Barron's is Wrong Series Post 2: Increasing Consumption from Emerging Markets
My first post about how wrong Barron's commodities bubble article is focused on how the U.S. ethanol boondlggle is going to force the price of corn to continue to rise over the next year:
Today I am going to quickly talk about the increasing demand for food from emerging markets. The International Herald Tribune published an excellent article on this subject this morning:
Here are a few of the key points that illustrate why the demand / supply dynamics of rising grain prices are real, and not just some short-lived bubble caused by speculators:
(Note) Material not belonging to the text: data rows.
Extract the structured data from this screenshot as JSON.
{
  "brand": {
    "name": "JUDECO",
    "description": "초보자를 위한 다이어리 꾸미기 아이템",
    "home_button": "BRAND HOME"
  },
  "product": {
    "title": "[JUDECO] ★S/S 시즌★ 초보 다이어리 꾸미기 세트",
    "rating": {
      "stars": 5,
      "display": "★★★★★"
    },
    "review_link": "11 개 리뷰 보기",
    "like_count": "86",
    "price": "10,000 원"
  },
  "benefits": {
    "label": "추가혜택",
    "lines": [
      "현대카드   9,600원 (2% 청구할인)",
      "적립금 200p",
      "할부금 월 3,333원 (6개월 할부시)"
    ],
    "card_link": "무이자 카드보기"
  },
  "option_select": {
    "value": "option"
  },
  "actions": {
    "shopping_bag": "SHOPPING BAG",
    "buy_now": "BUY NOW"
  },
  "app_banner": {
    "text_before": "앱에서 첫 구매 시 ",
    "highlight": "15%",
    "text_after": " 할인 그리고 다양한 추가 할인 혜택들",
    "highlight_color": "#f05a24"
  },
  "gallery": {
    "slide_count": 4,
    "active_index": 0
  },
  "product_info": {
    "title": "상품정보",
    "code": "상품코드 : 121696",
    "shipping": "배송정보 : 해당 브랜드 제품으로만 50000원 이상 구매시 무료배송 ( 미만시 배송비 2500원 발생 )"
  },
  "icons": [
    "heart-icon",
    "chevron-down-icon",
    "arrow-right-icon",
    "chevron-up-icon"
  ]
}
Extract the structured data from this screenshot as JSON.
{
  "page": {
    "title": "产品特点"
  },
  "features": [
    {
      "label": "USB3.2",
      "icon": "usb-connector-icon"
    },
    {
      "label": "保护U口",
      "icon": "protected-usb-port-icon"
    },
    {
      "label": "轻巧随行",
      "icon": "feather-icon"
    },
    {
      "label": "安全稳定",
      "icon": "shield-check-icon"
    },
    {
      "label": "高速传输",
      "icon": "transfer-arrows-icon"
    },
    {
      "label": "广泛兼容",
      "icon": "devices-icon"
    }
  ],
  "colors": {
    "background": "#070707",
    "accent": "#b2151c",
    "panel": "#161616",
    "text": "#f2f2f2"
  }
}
- "Damaged by severe weather in producing countries and plundered by a boom in demand from fast-developing nations, global wheat stocks are at 30-year lows." (emphasis added)
- "World population is set to hit 9 billion by 2050, and most of the extra 2.5 billion people will live in the developing world. It is in these countries that the population is demanding dairy and meat, which require more land to produce."
- "In the next decade, the price of corn could rise 27 percent, oilseeds like soybeans by 23 percent and rice by 9 percent, according to tentative UN and OECD forecasts in February."
- "China's population is proportionately much larger than the countries that industrialized in earlier periods and is almost double that of the current G-7 nations combined"
- "The Chinese, whose rise began in earnest in 2001, ate just 20 kilograms, or 44 pounds, of meat per capita in 1985. They now eat 50 kilograms a year."
- "Each pound of beef takes about seven pounds of grain to produce, which means land that could be used to grow food for humans is being diverted to growing animal feed."
Sure the commodities markets have gotten a little frothy because regular investors like you and I now have the ability to come along for the ride, but to me it is unbelievably obvious that supply shortfalls, not rampant speculation, are driving up prices.